So an new PB. I'm still over the moon. A 1:36 improvement and managing 3:34 pace over 5km is something I would not have imagined in February, never mind June last year. I think it might have just been once of those days, 1) weather was perfect 2) it was as flat as a pancake 3) the pace was hot at the start and I got into the mix and just hung on.

Of course I have been doing a lot of hard training and it's giving back now. My average for the last 7 weeks since the week of Wally Hayward and Jackie Melker has been 46km, with weekly totals ranging from 41 km to 51 km. That has been a mix of speedwork (intervals and tempo sessions) on Tuesday, hills on Thursday and 12-16 km long runs on Sunday. So while for me it has been conditioning and preparing my body for the rigours of the marathon training that is still to come, another way to look at it is that I have been doing an intensive 8 week 10km program like the sort you would find on Runner's World. Indeed I'm doing a 10km race on Saturday and this is now the 8th week since that double header week.

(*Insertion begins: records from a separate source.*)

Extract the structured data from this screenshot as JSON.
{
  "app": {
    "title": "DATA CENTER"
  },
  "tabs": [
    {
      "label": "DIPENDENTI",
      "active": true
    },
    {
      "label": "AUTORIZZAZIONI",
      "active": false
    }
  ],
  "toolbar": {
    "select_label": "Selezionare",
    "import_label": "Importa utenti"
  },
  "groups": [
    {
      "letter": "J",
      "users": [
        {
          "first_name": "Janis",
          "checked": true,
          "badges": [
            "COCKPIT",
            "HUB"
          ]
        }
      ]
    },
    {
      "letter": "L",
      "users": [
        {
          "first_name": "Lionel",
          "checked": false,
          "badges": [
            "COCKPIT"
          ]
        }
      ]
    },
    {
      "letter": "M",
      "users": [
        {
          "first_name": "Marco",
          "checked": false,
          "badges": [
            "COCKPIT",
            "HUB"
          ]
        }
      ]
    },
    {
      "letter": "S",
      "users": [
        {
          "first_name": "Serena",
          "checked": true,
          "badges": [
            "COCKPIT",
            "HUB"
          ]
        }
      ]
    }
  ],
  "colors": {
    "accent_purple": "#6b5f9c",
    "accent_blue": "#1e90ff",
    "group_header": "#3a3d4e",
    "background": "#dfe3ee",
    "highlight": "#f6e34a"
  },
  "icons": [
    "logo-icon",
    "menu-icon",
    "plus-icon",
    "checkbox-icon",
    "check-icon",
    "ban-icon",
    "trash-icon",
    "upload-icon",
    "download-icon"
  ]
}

I'm looking forward to Saturday's race and like the last two races I'm going to give it my all and just let the legs go. Then I have another two weeks before I start focussing on the marathon from the 16th July.